* [Problem to work on] Look through the data below. Collect every line where the word "online" occurs.
%%
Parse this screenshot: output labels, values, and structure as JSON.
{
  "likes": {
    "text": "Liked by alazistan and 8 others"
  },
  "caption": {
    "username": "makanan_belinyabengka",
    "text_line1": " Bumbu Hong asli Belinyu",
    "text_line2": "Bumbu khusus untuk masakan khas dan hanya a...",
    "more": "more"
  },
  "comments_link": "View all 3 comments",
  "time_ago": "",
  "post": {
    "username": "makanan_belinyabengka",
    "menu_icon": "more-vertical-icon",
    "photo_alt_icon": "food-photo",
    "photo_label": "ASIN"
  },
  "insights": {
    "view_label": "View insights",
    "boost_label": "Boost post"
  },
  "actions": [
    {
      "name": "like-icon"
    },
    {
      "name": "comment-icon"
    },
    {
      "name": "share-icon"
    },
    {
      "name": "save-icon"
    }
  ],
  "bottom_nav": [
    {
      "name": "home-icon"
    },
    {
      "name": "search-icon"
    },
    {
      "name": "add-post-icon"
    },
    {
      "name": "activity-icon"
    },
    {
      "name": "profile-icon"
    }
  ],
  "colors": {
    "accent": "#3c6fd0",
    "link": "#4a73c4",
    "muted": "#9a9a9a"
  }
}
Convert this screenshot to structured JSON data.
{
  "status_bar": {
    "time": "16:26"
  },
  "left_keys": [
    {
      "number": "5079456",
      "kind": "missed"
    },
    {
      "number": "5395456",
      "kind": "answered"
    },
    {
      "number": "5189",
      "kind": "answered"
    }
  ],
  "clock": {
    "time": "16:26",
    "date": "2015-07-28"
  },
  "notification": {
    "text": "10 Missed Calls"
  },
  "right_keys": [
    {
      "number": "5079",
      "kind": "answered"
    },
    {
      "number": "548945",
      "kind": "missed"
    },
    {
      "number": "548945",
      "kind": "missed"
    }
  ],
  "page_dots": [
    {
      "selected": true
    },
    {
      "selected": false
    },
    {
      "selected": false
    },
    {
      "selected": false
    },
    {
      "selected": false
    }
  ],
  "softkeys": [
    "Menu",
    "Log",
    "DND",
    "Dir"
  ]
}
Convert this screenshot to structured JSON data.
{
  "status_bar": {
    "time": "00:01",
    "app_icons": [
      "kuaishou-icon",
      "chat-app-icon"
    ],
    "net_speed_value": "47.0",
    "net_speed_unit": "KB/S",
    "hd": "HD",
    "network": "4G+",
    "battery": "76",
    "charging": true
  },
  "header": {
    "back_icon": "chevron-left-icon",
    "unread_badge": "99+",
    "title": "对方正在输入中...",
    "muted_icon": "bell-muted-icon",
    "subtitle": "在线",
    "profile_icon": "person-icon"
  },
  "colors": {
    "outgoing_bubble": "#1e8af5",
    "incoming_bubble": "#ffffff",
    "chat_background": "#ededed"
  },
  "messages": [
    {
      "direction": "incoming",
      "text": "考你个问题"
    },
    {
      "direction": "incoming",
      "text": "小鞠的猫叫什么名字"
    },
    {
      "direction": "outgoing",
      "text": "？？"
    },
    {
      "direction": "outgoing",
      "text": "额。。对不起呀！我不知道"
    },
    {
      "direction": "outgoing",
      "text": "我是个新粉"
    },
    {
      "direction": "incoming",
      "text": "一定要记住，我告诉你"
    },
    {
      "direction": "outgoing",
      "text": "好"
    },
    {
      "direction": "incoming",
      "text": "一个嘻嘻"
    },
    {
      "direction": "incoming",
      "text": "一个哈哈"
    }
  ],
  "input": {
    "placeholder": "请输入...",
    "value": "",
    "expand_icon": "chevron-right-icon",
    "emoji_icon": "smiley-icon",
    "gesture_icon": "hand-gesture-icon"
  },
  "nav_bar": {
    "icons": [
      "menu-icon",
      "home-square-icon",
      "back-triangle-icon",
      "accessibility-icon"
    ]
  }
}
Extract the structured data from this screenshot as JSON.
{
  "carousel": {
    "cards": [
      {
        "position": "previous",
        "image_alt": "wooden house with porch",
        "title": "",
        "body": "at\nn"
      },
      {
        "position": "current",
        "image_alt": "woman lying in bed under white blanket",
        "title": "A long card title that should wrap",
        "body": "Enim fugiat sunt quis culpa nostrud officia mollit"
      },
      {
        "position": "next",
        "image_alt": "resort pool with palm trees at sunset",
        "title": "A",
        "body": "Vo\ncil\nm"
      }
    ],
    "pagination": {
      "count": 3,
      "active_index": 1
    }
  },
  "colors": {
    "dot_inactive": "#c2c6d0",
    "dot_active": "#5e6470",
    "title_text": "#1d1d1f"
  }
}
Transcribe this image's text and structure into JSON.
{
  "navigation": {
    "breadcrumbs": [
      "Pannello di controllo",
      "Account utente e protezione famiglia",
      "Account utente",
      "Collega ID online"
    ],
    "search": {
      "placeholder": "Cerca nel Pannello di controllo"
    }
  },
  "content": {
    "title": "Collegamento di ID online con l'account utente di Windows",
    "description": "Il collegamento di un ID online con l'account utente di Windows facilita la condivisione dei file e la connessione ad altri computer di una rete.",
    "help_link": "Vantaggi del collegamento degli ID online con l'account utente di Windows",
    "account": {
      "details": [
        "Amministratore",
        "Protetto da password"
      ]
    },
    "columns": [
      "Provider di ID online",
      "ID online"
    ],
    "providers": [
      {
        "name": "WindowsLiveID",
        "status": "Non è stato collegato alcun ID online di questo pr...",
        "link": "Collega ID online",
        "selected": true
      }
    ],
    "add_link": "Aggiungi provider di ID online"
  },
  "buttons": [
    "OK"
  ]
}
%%
* [Solved problem]
      "Collega ID online"
    "title": "Collegamento di ID online con l'account utente di Windows",
    "description": "Il collegamento di un ID online con l'account utente di Windows facilita la condivisione dei file e la connessione ad altri computer di una rete.",
    "help_link": "Vantaggi del collegamento degli ID online con l'account utente di Windows",
      "Provider di ID online",
      "ID online"
        "status": "Non è stato collegato alcun ID online di questo pr...",
        "link": "Collega ID online",
    "add_link": "Aggiungi provider di ID online"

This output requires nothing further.